Naming affecting the perception is nothing new. Product or brand names’ ease of pronunciation influences consumer attitudes and choices for example stocks with easy-to-pronounce codes outperform stocks with difficult-to-pronounce codes on short-term price fluctuations (Alter & Oppenheimer, 2006). 

Besides the ease of pronunciation, the way the name sounds also affects the assessment of trust and reliability. Words with high-pitch vowels allow us to assume something small, fast, light, and/or spatially close whereas names with low-pitch vowels convey otherwise. If the characteristics of the brand name fit with what it is selling, consumers prefer it more than other brands.

In addition, the constant articulation spots that we use during the pronunciation of a word also influence our judgment of that word. Topolinski et al. (2014) constructed made-up words to assess the effect of articulation spots on our judgment. A word was identified as inward if the articulation spots moved towards the throats, an example from their study would be in MENIKA, in which M is pronounced in the front of the mouth by pressing the lips and K is pronounced further in the back, close to the throat. An outward word in this case would be KENIMA. Researchers presented these made-up words to participants with a set of questions to understand their preference for them. Participants were more likely to choose people with inward names as their conversation partners (Topolinski et al., 2014). Participants were willing to pay more and reported higher liking for products with inward names compared to outward names (Topolinski et al., 2015). Researchers propose that we resemble articulation patterns with mouth movements during ingestion, the pleasant act of eating and swallowing would follow the same pattern as an inward name, but the negative experience of vomiting or spitting would follow the patterns of an outward name. 

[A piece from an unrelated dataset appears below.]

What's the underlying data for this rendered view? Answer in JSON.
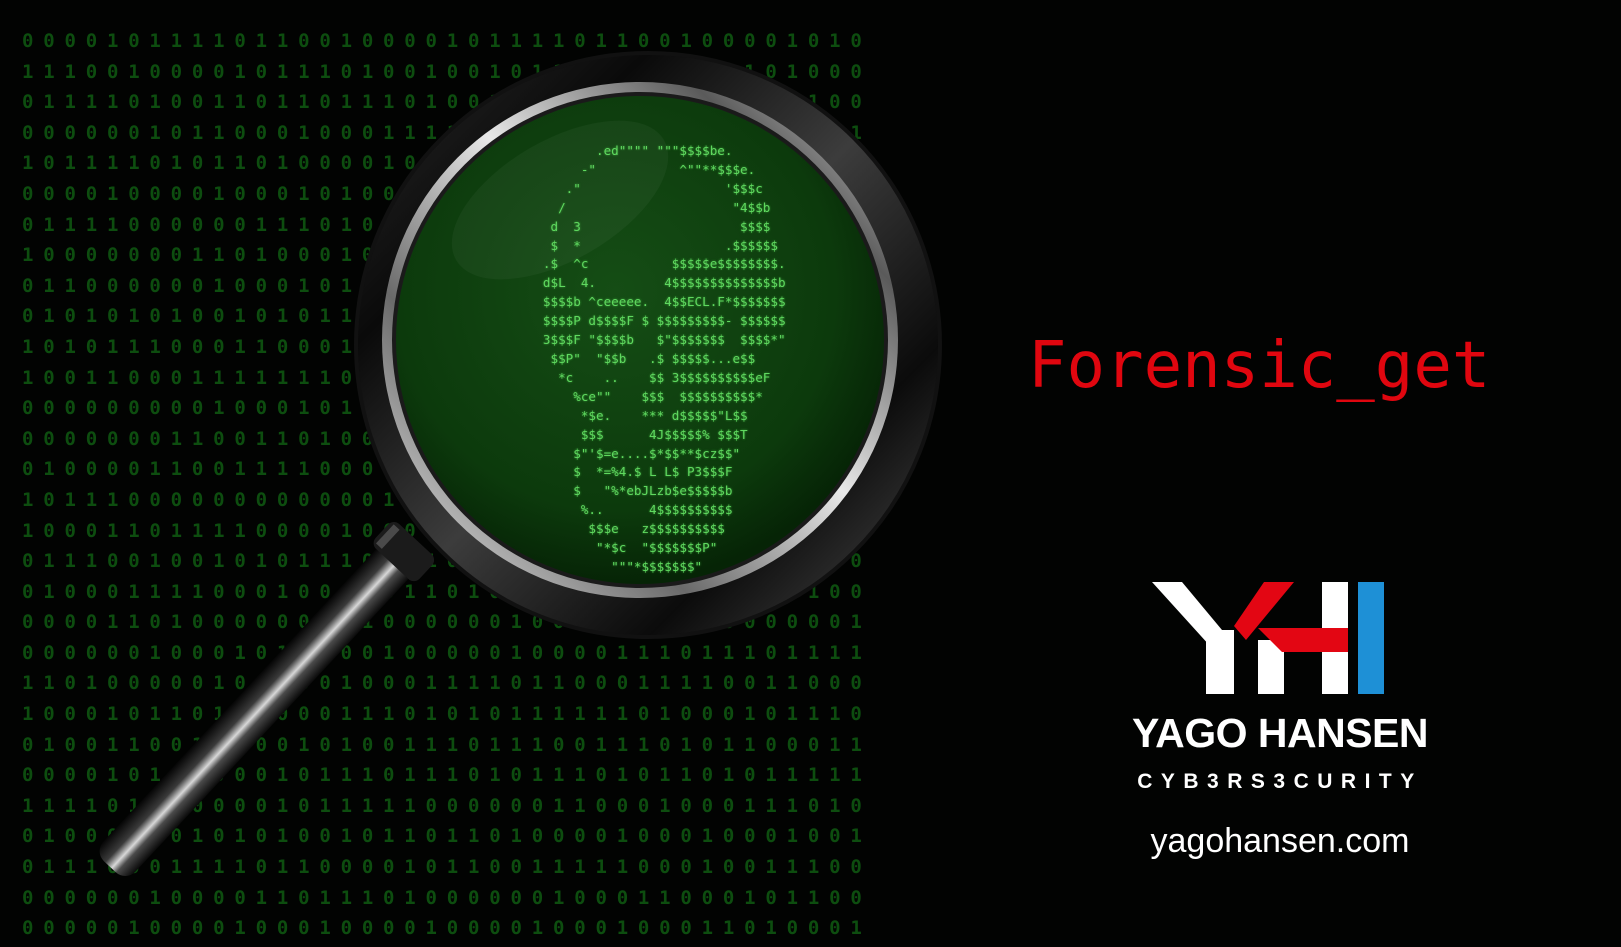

Will it still apply in a digital setting?

Silva & Topolinski (2018) conducted a series of experiments to measure the effect of articulation patterns in eBay usernames on the perceived reliability of the user. In the first experiment, participants were presented with eBay usernames (half inward and half outward), they were asked to judge the user’s trustworthiness, and how likely is it that they would engage in a transaction with that user. 

(Silva & Topolinski, 2018)

It turns out this inward-outward word effect can also be applied to digital settings and how we judge users in e-commerce websites, as the results were found to be significant.

Another experiment they conducted included three digits of random numbers accompanying usernames, another relatively popular way to create usernames. The numbers provided another variable, and the articulation pattern of numbers usually did not fit the words, so it may eliminate the effect of the word articulation. 

(Silva & Topolinski, 2018)

The same result was also obtained in this condition, which would suggest the increased robustness and generality of previous findings. 

Username selection affects how we are perceived by others, there are many conscious and unconscious inferences we make from just a combination of letters and digits. This was only one facet of this complicated interaction of usernames and other people on the web. 

Looking at the images from the experiments, did you also feel like some usernames were more trustworthy or not? I intentionally left the explanations out, so you would as the reader have a chance to see the effect in action or not. For both images left-hand side consists of usernames that are inward, so according to theory more trustworthy, and the right-hand side consists of outward usernames. 


Alter, A. L., & Oppenheimer, D. M. (2006). Predicting short-term stock fluctuations by using processing fluency. Proceedings of the National Academy of Sciences of the United States of America, 103(24), 9369–9372.

Silva, R. R., & Topolinski, S. (2018). My username is IN! The influence of inward vs. Outward wandering usernames on judgments of online seller trustworthiness. Psychology & Marketing, 35(4), 307–319.

Topolinski, S., Maschmann, I. T., Pecher, D., & Winkielman, P. (2014). Oral approach–avoidance: Affective consequences of muscular articulation dynamics. Journal of Personality and Social Psychology, 106(6), 885–896.

Topolinski, S., Zürn, M., & Schneider, I. K. (2015). What’s in and what’s out in branding? A novel articulation effect for brand names. Frontiers in Psychology, 6.